* **What you will do**: Each line of the records below that contains "battery" needs to be copied.

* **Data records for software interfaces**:
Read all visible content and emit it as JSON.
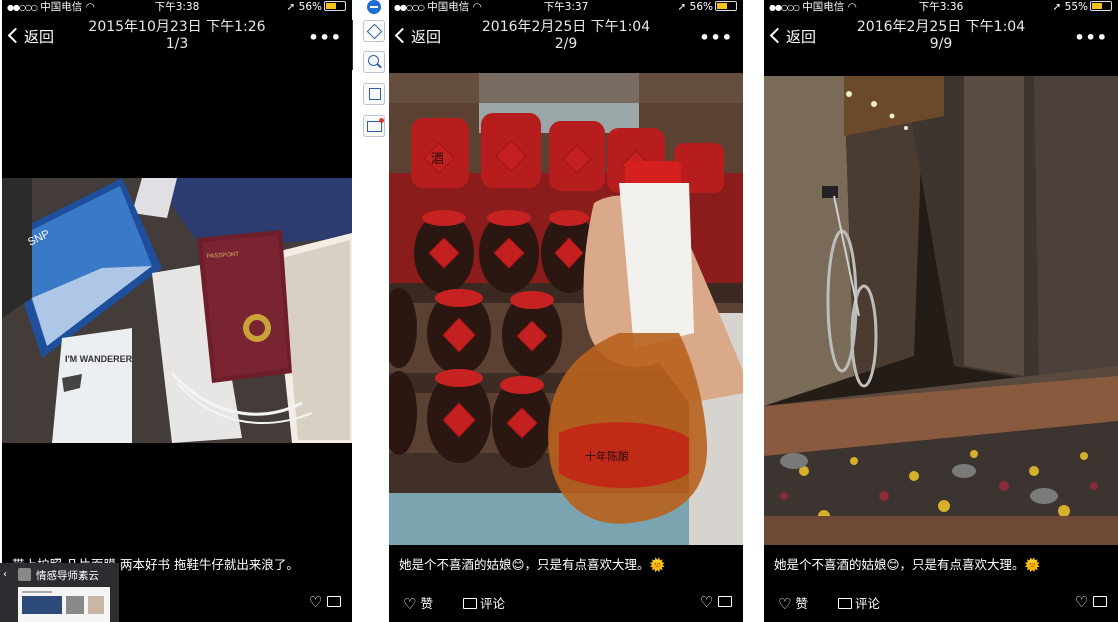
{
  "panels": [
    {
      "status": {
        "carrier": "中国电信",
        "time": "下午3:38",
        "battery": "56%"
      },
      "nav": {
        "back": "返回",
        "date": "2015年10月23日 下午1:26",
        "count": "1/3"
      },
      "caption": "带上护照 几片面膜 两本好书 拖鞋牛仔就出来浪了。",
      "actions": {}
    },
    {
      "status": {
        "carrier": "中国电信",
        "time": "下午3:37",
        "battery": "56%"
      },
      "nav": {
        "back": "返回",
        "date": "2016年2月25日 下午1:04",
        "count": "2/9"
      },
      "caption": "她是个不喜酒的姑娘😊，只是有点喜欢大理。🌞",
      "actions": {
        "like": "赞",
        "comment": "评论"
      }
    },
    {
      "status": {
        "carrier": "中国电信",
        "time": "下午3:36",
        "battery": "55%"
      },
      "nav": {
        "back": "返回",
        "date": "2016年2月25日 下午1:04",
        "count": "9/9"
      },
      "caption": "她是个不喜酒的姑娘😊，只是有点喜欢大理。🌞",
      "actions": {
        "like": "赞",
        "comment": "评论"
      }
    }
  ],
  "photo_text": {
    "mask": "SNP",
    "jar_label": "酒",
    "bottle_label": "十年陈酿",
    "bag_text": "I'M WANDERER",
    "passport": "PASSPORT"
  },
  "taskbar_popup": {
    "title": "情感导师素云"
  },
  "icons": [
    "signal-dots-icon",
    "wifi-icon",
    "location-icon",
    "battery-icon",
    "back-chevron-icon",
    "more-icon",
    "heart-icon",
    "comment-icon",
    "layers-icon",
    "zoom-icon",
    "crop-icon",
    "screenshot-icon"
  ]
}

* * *

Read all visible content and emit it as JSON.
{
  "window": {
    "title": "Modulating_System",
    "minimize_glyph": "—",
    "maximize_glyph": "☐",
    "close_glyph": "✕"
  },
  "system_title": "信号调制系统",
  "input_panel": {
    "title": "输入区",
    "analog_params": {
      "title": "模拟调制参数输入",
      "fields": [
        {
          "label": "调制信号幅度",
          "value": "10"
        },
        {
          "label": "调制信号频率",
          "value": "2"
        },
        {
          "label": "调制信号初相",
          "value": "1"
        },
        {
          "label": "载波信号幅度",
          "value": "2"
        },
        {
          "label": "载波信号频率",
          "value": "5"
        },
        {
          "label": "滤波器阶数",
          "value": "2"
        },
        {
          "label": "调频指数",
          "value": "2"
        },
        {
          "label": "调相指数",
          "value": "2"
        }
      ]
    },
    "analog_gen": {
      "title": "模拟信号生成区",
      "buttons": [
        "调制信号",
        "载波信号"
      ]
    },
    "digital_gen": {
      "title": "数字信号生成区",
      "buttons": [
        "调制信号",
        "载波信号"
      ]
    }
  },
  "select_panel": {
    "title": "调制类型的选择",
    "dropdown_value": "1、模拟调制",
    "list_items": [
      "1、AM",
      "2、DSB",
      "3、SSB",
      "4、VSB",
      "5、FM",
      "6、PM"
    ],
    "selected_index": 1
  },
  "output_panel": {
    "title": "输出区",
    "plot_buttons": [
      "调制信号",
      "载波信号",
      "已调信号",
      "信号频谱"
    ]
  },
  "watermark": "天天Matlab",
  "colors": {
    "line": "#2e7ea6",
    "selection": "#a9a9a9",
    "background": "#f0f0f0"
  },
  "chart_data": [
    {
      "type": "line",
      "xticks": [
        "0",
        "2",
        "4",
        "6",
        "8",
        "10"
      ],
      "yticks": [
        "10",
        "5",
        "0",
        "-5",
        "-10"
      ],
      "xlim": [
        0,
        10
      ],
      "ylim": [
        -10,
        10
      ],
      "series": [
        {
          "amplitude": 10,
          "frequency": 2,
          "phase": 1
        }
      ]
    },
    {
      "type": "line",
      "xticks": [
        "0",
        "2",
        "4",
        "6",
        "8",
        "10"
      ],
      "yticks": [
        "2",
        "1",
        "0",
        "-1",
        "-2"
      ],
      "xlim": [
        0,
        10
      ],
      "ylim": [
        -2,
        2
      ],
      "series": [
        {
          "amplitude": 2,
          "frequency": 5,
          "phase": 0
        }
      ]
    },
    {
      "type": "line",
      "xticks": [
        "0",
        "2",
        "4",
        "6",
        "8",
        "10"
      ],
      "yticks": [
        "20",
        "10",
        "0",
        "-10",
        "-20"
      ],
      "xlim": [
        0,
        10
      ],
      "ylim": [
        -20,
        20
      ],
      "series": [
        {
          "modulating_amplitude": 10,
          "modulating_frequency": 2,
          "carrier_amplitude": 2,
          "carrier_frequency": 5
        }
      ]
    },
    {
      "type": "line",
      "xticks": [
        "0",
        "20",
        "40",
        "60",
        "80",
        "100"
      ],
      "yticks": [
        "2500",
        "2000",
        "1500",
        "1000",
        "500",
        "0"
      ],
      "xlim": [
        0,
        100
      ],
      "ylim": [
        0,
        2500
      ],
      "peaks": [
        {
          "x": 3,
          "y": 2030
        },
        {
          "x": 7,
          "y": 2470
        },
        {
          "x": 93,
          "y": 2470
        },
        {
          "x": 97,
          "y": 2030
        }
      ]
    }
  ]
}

* **Written response**:
        "battery": "56%"
        "battery": "56%"
        "battery": "55%"
    "battery-icon",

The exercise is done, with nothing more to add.